Exercise goal → Once every line below with "Base" has been counted, state the total and nothing else.
Material provided below:
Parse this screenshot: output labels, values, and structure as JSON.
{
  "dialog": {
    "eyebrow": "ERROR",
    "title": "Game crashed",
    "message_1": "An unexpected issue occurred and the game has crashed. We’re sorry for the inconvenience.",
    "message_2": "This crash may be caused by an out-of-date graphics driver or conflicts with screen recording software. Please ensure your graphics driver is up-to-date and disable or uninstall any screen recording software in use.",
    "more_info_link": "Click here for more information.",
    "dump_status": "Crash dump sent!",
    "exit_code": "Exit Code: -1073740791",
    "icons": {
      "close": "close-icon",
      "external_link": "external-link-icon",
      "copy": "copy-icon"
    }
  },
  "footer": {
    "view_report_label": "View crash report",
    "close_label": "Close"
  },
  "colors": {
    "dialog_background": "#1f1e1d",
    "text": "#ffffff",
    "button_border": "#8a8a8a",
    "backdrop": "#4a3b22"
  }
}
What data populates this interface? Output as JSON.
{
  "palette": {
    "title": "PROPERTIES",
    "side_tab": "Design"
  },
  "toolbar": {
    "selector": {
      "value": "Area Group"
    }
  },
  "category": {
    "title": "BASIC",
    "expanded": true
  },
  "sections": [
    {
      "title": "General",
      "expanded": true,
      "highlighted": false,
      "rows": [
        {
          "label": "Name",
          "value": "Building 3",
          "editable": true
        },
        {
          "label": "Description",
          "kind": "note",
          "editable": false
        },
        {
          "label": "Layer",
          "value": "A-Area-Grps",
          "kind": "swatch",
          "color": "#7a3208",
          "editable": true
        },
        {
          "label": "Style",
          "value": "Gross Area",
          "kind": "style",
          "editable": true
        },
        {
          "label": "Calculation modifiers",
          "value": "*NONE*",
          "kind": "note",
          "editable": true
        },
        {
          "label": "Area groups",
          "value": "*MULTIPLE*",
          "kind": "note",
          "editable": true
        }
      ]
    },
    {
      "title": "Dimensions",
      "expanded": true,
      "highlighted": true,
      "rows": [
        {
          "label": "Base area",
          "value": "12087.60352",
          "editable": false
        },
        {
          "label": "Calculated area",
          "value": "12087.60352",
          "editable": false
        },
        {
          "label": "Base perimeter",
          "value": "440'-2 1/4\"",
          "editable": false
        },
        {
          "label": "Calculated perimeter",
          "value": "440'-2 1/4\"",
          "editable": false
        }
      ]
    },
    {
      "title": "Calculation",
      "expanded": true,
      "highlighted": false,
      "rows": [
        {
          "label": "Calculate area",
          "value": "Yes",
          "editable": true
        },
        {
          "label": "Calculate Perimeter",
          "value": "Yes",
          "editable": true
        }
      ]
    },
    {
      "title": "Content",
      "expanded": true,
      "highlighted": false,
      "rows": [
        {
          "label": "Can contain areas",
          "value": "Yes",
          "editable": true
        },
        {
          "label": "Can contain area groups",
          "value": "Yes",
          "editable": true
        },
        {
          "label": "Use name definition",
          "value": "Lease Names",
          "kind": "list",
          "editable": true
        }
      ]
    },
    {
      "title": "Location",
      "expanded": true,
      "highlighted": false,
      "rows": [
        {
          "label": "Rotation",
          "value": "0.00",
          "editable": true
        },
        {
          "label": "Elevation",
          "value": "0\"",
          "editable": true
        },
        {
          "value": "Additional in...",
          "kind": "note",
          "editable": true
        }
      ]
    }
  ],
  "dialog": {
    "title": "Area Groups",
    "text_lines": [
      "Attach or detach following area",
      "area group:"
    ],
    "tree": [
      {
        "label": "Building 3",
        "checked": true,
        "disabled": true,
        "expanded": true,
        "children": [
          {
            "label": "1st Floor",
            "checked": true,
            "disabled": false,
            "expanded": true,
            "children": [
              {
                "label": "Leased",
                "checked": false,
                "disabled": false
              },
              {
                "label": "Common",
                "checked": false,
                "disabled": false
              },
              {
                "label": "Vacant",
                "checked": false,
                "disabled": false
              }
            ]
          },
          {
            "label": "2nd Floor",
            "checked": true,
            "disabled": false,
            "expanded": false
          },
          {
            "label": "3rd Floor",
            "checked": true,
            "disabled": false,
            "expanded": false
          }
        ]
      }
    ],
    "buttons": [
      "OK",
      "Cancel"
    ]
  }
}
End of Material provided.
Task solution → 2